Long before I became a rabbi, I was a DJ and a hip-hop-head. Music always scored my life, and for years I've wondered, "How can that music be harnessed for religious practice? How might John Legend or Billie Holiday elevate me spiritually and open channels of empathy?”
In 2018, I began concocting an alternative High Holiday experience – an audible journey that would tap into ancient liturgical themes and refract them through the lens of music. I found a liturgical analog along the contours of the RAP-ENTANCE was born.service, which serves as a spiritual alarm clock – a clarion call – that awakens our souls and demands a reckoning with our past year.
Two years later, our world is on fire. We celebrate our holiest days apart due to a pandemic as our country comes to terms with four centuries of systemic racism that led to the murder of George Floyd, Breonna Taylor, and countless others just this year. It seemed fitting to create a sequel to RAP-ENTANCE this year, using themes of the Yom Kippur prayer book ( ) to confront racism, explore concepts of privilege, and stand up for racial justice.
In addition to the many High Holiday experiences available via livestreams, I hope RAP-ENTANCE can act as a soul-opening addendum or spiritual alternative to what you’re used to.

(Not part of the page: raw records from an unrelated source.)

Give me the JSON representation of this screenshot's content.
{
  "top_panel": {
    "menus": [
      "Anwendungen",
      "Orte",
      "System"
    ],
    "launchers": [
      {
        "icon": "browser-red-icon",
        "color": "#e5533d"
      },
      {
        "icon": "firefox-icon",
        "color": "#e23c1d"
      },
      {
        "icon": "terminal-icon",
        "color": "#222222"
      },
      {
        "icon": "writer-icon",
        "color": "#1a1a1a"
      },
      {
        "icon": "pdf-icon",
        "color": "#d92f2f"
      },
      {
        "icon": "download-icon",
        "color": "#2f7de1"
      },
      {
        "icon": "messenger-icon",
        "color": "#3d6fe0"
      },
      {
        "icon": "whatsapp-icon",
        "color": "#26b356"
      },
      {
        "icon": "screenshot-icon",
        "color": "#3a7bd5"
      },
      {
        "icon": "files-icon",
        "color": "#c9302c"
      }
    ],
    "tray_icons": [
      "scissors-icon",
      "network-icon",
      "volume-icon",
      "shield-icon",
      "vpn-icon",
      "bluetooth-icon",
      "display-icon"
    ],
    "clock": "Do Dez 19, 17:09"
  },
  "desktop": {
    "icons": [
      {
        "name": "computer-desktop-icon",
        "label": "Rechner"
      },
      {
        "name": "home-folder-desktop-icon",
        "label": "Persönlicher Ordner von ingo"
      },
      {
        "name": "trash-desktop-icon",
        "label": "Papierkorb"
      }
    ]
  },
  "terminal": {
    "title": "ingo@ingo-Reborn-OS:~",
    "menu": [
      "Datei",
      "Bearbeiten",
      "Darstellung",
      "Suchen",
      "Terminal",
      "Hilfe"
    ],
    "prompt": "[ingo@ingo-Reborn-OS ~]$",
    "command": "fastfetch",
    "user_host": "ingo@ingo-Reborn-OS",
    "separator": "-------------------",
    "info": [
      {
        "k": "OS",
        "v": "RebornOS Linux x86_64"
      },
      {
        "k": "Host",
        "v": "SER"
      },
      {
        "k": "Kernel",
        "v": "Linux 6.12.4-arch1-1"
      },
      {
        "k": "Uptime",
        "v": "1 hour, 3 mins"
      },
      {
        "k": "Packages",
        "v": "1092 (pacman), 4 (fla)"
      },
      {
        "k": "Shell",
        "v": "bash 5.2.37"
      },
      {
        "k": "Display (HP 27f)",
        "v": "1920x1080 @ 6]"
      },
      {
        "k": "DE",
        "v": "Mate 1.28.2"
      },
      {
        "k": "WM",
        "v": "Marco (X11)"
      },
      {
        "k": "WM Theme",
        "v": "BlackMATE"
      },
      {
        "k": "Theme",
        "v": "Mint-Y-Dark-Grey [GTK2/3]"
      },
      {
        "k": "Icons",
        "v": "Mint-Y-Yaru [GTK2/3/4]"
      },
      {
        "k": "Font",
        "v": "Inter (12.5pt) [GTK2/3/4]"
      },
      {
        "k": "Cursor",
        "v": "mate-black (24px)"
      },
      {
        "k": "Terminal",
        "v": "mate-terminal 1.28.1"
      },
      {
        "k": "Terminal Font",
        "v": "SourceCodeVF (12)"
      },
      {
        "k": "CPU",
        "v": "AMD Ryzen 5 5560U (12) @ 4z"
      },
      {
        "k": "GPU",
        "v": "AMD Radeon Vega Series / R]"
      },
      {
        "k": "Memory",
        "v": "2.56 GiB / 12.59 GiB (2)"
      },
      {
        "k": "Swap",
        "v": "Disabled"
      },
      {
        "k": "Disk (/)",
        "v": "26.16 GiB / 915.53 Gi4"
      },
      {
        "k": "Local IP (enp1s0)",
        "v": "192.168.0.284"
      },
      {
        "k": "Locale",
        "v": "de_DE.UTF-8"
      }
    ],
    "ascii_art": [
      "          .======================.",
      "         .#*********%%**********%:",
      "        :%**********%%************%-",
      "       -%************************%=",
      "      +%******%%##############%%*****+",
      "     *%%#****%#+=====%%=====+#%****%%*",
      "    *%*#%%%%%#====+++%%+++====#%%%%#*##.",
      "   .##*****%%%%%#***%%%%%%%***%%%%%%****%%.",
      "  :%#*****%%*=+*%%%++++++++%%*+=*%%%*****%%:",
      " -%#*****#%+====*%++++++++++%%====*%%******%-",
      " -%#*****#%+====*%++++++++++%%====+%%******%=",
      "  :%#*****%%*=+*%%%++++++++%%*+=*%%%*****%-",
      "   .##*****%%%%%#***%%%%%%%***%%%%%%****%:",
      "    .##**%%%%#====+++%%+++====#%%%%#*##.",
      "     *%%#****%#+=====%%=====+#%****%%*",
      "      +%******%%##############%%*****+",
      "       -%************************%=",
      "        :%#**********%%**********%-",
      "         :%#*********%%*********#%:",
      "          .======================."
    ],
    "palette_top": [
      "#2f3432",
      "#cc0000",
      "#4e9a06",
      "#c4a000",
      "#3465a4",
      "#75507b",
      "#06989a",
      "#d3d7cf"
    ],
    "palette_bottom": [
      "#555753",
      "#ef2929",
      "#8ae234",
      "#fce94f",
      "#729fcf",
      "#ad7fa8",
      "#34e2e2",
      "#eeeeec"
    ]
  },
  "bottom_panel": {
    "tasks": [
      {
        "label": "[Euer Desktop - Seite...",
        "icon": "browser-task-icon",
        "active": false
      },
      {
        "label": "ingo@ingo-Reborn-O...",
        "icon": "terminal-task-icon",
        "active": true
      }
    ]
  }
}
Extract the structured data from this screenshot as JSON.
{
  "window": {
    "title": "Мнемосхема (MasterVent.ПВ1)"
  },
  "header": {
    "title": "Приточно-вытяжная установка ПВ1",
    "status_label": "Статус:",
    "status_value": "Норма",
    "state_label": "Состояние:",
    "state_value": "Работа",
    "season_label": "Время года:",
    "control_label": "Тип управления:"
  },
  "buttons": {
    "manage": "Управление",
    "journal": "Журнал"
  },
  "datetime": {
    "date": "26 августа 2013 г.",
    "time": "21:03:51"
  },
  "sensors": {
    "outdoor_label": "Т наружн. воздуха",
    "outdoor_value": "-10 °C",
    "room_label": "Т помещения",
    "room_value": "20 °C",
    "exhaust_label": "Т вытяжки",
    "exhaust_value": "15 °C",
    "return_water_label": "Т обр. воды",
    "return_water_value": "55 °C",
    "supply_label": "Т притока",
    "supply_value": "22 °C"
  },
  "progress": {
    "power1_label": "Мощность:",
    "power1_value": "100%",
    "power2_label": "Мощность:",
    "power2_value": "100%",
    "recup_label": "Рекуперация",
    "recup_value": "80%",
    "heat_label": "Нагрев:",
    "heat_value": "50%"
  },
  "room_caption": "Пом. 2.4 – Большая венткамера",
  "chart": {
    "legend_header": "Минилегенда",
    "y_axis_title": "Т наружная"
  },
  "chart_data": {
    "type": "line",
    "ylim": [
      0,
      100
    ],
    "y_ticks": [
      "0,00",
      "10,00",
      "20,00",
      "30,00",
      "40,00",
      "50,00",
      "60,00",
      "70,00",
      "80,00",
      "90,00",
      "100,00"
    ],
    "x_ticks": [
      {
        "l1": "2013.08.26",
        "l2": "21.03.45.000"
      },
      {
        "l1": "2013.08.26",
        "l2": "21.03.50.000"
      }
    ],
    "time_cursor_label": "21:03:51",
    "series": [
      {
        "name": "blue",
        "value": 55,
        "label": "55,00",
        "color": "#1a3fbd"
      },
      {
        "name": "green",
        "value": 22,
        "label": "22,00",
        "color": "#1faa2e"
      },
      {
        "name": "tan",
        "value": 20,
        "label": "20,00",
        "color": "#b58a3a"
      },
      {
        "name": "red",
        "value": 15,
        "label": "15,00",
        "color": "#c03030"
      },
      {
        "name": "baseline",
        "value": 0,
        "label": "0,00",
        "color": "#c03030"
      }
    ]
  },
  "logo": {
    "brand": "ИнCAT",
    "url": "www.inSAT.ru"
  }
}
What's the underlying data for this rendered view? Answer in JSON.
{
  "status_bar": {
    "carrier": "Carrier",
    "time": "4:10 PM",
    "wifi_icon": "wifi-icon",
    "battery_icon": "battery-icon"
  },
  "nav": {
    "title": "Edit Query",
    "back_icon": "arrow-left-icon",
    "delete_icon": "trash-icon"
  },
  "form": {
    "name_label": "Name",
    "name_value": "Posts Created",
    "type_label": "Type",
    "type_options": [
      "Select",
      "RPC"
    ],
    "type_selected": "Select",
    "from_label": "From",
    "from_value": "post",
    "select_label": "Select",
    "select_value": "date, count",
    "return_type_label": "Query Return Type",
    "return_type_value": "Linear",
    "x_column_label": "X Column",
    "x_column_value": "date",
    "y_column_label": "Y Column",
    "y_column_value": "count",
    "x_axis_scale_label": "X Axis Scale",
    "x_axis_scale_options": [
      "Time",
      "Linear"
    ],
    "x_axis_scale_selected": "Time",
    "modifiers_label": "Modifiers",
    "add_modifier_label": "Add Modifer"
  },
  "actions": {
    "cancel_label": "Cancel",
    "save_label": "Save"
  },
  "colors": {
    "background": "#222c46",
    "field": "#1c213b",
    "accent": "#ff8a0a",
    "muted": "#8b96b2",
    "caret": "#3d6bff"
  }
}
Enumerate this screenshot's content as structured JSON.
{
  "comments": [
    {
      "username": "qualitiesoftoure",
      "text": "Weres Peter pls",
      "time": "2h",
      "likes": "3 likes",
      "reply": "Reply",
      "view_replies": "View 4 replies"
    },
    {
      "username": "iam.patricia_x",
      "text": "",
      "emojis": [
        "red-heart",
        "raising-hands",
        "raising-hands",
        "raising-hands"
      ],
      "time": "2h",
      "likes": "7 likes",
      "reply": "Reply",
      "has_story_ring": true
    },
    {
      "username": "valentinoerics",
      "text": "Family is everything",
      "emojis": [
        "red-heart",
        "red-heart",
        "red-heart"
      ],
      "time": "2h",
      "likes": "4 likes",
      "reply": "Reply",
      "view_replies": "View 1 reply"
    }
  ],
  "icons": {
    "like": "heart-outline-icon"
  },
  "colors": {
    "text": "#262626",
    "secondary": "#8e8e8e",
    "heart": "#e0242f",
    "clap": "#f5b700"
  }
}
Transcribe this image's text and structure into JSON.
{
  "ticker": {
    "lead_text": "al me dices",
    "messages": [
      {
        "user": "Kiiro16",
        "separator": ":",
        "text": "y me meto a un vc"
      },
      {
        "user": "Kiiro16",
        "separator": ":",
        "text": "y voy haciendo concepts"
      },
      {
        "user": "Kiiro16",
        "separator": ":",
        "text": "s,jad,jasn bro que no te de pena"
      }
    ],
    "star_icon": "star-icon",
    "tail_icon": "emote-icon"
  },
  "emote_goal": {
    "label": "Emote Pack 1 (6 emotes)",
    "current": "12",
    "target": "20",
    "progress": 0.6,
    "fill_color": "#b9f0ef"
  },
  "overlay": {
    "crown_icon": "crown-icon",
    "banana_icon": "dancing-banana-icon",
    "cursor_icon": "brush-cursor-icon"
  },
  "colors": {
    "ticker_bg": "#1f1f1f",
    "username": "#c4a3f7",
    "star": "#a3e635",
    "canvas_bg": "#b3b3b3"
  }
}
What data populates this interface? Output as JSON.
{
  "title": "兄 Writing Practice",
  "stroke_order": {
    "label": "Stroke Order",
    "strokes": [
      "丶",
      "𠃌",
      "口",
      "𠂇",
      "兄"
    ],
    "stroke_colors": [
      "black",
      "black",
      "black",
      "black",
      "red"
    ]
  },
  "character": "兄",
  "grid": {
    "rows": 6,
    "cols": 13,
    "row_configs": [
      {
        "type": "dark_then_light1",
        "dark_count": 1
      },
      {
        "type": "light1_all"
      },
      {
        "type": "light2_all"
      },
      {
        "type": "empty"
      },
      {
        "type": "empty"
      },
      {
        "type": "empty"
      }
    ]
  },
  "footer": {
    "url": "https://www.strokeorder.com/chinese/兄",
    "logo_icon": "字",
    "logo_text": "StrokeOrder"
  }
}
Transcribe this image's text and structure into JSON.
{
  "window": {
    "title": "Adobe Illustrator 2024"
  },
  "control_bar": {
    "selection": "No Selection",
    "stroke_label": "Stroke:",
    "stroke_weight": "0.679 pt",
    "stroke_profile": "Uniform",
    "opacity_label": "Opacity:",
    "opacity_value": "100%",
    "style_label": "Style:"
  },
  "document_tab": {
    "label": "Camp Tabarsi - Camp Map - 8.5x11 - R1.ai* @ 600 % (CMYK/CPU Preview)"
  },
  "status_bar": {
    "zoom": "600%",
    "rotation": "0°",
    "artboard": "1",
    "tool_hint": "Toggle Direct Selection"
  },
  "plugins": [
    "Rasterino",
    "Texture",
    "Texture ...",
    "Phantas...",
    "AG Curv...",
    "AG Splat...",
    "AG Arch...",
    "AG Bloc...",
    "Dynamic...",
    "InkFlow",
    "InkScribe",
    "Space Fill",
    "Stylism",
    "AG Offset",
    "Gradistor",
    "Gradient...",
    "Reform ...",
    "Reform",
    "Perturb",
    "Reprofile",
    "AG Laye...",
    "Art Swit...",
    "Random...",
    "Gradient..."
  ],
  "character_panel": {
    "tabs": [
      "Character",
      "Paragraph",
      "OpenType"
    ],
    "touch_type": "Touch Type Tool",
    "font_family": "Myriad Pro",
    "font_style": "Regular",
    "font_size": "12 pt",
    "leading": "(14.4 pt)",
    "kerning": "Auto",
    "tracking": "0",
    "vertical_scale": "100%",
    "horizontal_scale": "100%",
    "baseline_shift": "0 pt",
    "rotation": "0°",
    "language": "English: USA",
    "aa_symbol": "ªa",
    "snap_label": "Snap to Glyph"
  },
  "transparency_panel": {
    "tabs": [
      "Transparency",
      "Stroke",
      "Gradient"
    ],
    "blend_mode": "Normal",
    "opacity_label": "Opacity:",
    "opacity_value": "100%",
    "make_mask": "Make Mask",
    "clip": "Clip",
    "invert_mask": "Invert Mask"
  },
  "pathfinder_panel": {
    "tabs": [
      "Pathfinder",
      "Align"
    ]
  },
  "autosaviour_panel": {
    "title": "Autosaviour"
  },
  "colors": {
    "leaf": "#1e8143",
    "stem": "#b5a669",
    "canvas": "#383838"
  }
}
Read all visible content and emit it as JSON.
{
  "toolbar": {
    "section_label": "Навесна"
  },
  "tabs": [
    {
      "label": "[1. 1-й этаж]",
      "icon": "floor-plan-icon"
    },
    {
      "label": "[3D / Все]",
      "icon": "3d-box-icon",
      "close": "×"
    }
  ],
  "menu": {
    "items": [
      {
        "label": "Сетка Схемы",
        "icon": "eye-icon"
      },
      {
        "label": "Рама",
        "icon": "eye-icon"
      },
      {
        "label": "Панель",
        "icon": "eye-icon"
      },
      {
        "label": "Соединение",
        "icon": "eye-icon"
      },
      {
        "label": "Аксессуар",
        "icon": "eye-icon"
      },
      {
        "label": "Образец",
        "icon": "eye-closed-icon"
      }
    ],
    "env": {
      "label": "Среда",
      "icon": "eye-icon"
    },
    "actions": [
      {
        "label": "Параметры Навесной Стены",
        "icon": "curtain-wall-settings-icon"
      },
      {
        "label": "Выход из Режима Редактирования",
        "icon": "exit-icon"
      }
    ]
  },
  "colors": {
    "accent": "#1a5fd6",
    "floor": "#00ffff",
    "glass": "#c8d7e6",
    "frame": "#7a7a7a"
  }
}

The project aims to rejuvenate our understanding of High Holiday themes and inject new channels of empathy, love, and reflection. Let the powerful beats reverberate through your body, echoing your own heartbeat. Let the words invigorate your spirit. Let the dance of rhythm and rhyme serve as a reminder; we are living, breathing, dynamic creatures capable of innovation, re-dedication, and change.
The Lubavitcher Rebbe teaches, “If you see what needs to be repaired and how to repair it, then you have found a piece of the world that God has left for you to complete. But if you only see what is wrong and what is ugly in the world, then it is you yourself that needs repair.” Wherever you find yourself on this spectrum, I hope RAP-ENTANCE will help you tap deep into your soul and offer an opportunity for reflection, honest assessment, and loving agitation.
Tizku l’shanim rabot – be worthy of your years, and may they be many!